Start of Block
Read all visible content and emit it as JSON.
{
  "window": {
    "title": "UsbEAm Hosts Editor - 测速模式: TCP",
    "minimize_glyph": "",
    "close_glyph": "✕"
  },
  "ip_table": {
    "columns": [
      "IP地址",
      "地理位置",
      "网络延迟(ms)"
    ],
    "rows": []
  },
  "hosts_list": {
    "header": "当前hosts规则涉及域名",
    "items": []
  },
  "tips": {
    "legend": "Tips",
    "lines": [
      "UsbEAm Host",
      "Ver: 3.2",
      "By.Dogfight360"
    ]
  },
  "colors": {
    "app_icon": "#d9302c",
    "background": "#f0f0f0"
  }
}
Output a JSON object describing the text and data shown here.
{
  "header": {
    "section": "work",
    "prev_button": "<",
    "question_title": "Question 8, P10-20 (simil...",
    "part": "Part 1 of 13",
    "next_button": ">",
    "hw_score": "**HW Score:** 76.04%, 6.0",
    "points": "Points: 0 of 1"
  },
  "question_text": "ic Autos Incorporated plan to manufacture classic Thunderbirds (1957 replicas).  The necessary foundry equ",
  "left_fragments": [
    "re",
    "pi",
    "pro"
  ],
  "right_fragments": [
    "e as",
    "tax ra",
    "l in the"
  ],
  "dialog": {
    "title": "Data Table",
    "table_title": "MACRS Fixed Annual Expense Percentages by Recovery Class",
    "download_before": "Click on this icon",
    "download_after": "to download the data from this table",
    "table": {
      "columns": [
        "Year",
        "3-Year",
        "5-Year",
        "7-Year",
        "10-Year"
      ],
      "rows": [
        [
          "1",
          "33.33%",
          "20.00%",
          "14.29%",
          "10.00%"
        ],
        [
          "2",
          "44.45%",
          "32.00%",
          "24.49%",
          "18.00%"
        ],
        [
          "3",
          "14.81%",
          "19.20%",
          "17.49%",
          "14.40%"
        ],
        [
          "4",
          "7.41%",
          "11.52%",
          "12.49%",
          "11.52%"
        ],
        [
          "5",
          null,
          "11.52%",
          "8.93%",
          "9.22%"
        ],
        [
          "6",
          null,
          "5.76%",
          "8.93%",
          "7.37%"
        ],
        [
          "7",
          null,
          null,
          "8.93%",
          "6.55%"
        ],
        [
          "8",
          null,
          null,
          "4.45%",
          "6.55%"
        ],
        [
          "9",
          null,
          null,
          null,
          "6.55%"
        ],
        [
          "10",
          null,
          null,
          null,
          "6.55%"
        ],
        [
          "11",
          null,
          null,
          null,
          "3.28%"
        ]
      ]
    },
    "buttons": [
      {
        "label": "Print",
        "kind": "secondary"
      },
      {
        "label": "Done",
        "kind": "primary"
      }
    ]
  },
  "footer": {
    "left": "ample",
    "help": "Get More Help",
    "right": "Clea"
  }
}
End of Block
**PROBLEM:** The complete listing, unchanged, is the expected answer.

**EXPECTED ANSWER:**
Read all visible content and emit it as JSON.
{
  "window": {
    "title": "UsbEAm Hosts Editor - 测速模式: TCP",
    "minimize_glyph": "",
    "close_glyph": "✕"
  },
  "ip_table": {
    "columns": [
      "IP地址",
      "地理位置",
      "网络延迟(ms)"
    ],
    "rows": []
  },
  "hosts_list": {
    "header": "当前hosts规则涉及域名",
    "items": []
  },
  "tips": {
    "legend": "Tips",
    "lines": [
      "UsbEAm Host",
      "Ver: 3.2",
      "By.Dogfight360"
    ]
  },
  "colors": {
    "app_icon": "#d9302c",
    "background": "#f0f0f0"
  }
}
Output a JSON object describing the text and data shown here.
{
  "header": {
    "section": "work",
    "prev_button": "<",
    "question_title": "Question 8, P10-20 (simil...",
    "part": "Part 1 of 13",
    "next_button": ">",
    "hw_score": "**HW Score:** 76.04%, 6.0",
    "points": "Points: 0 of 1"
  },
  "question_text": "ic Autos Incorporated plan to manufacture classic Thunderbirds (1957 replicas).  The necessary foundry equ",
  "left_fragments": [
    "re",
    "pi",
    "pro"
  ],
  "right_fragments": [
    "e as",
    "tax ra",
    "l in the"
  ],
  "dialog": {
    "title": "Data Table",
    "table_title": "MACRS Fixed Annual Expense Percentages by Recovery Class",
    "download_before": "Click on this icon",
    "download_after": "to download the data from this table",
    "table": {
      "columns": [
        "Year",
        "3-Year",
        "5-Year",
        "7-Year",
        "10-Year"
      ],
      "rows": [
        [
          "1",
          "33.33%",
          "20.00%",
          "14.29%",
          "10.00%"
        ],
        [
          "2",
          "44.45%",
          "32.00%",
          "24.49%",
          "18.00%"
        ],
        [
          "3",
          "14.81%",
          "19.20%",
          "17.49%",
          "14.40%"
        ],
        [
          "4",
          "7.41%",
          "11.52%",
          "12.49%",
          "11.52%"
        ],
        [
          "5",
          null,
          "11.52%",
          "8.93%",
          "9.22%"
        ],
        [
          "6",
          null,
          "5.76%",
          "8.93%",
          "7.37%"
        ],
        [
          "7",
          null,
          null,
          "8.93%",
          "6.55%"
        ],
        [
          "8",
          null,
          null,
          "4.45%",
          "6.55%"
        ],
        [
          "9",
          null,
          null,
          null,
          "6.55%"
        ],
        [
          "10",
          null,
          null,
          null,
          "6.55%"
        ],
        [
          "11",
          null,
          null,
          null,
          "3.28%"
        ]
      ]
    },
    "buttons": [
      {
        "label": "Print",
        "kind": "secondary"
      },
      {
        "label": "Done",
        "kind": "primary"
      }
    ]
  },
  "footer": {
    "left": "ample",
    "help": "Get More Help",
    "right": "Clea"
  }
}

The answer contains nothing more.